The most interesting thing about 'baby jokes' is that they were in a class of their own. Instead of generic groupings of jokes like those based on sex, age, religion or race, baby jokes where one of the few to have their own categories. Many blonde jokes of the time were derived from generic jokes that poked fun at stupid behaviour. For example Q. What do smart blondes and UFOs have in common? A. You keep hearing about them, but you never see one. You could easily substitute any group of people into this joke and it would have the same affect. It works equally well for Footballers, Politicians or even switching the gender to men.
Unlike most blonde jokes, the baby jokes were mainly created from scratch (a few were based on other jokes, but most were new). At the time, it was common to hear a conversation start off with: Have you heard the latest baby joke?
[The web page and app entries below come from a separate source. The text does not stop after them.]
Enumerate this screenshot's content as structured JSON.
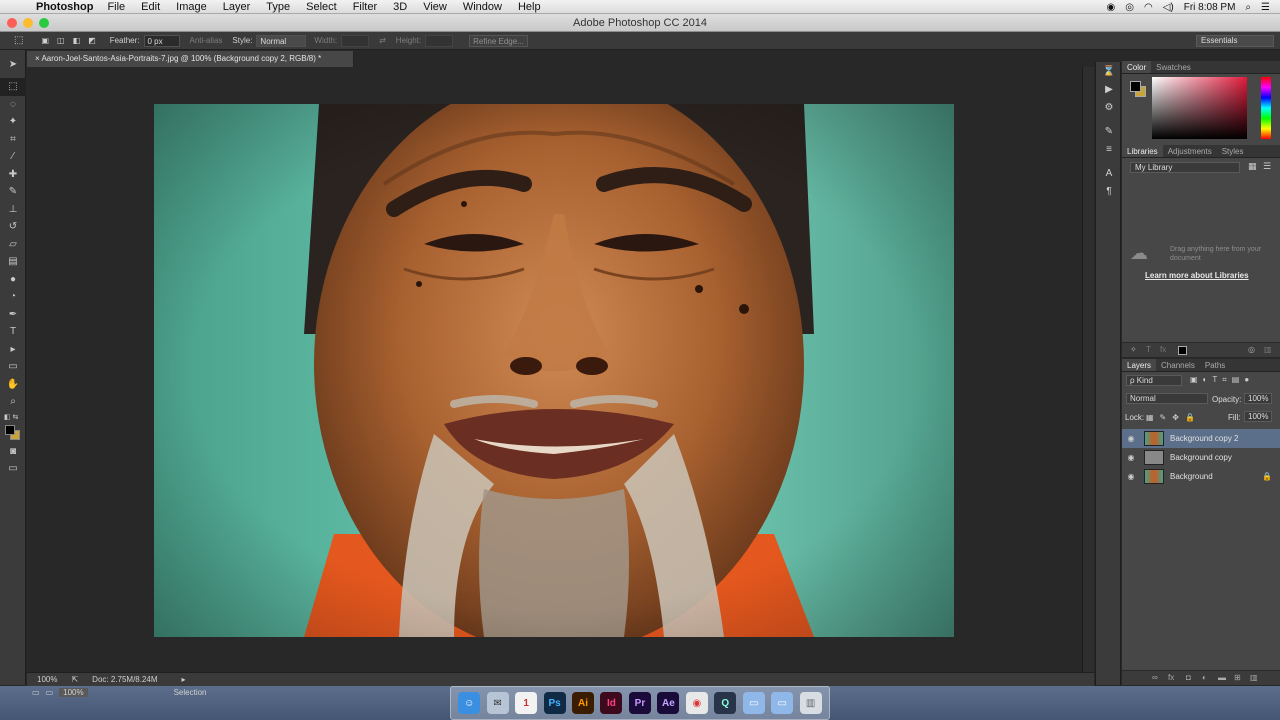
{
  "menubar": {
    "app": "Photoshop",
    "items": [
      "File",
      "Edit",
      "Image",
      "Layer",
      "Type",
      "Select",
      "Filter",
      "3D",
      "View",
      "Window",
      "Help"
    ],
    "clock": "Fri 8:08 PM"
  },
  "window": {
    "title": "Adobe Photoshop CC 2014"
  },
  "options": {
    "feather_label": "Feather:",
    "feather_value": "0 px",
    "antialias": "Anti-alias",
    "style_label": "Style:",
    "style_value": "Normal",
    "width_label": "Width:",
    "height_label": "Height:",
    "refine_edge": "Refine Edge...",
    "workspace": "Essentials"
  },
  "document": {
    "tab": "Aaron-Joel-Santos-Asia-Portraits-7.jpg @ 100% (Background copy 2, RGB/8) *"
  },
  "status": {
    "zoom": "100%",
    "doc": "Doc: 2.75M/8.24M",
    "bottom_zoom": "100%",
    "mode": "Selection"
  },
  "panels": {
    "color_tabs": [
      "Color",
      "Swatches"
    ],
    "library_tabs": [
      "Libraries",
      "Adjustments",
      "Styles"
    ],
    "library_select": "My Library",
    "library_hint": "Drag anything here from your document",
    "library_link": "Learn more about Libraries",
    "layer_tabs": [
      "Layers",
      "Channels",
      "Paths"
    ],
    "kind_filter": "ρ Kind",
    "blend_mode": "Normal",
    "opacity_label": "Opacity:",
    "opacity_value": "100%",
    "lock_label": "Lock:",
    "fill_label": "Fill:",
    "fill_value": "100%"
  },
  "layers": [
    {
      "name": "Background copy 2",
      "selected": true
    },
    {
      "name": "Background copy",
      "selected": false
    },
    {
      "name": "Background",
      "selected": false,
      "locked": true
    }
  ],
  "dock": [
    "Ps",
    "Ai",
    "Id",
    "Pr",
    "Ae"
  ],
  "colors": {
    "foreground": "#000000",
    "background": "#c8a43a",
    "accent": "#5b6f8a"
  }
}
By today's standards these jokes seem pretty lame, and many would consider them to be offensive, but at the time people would laugh uncontrollably when told a new one.
Baby jokes often involved some violent act and a baby - the more violent, the more it was told. For those unacquainted with this questionable humour, here is an example. Q: What's blue and knocks on glass? A: A baby in a fishtank.
It is probably hard to see why a joke like this is funny today. But if you consider the context of how it was told, it makes a significant difference. They were only told to people that you knew – these jokes were never broadcast over TV or radio. Remember also that at the time it was extremely rare to have access to either the internet or a fax machine.
Many baby jokes also spawned sequels - the same joke would have two or three extensions that were told in quick succession. This went even further to incorporate baby jokes with other jokes circulating at the time, and almost always involved staples (see below)
Later in the 80s, many other themed jokes started to appear such as those about disasters (famines, the space shuttle explosion) and the infamous blonde joke.
Warning - while these are not the worst of the baby jokes, many of them involve questionable/sick humor. Proceed at your own risk.
Q: Why did the baby cross the road? A: It was stapled to the chicken.
Q: What is more fun than stapling dead babies to the wall? A: Pulling them off.
Q: What's the proper gift for a dead baby? A: A dead puppy.
Q: What is yellow and blue and found at the bottom of a pool? A: A baby with slashed floaties
Q: What does a dingo call a baby in a pram? A: Meals on wheels.
Did you know that it takes five babies to make just one bottle of baby oil?
Here's an example of a baby joke sequence that gets mixed in with other jokes of the time...
Q: Why did the koala fall out of the tree? A: Because it was dead.
Q: Why did the baby fall out of the tree? A: Because it was stapled to the koala.
Q: Why did the tree fall over? A: The koala didn't let go.
Q: Why did the kangaroo die? A: Because the koala landed on it.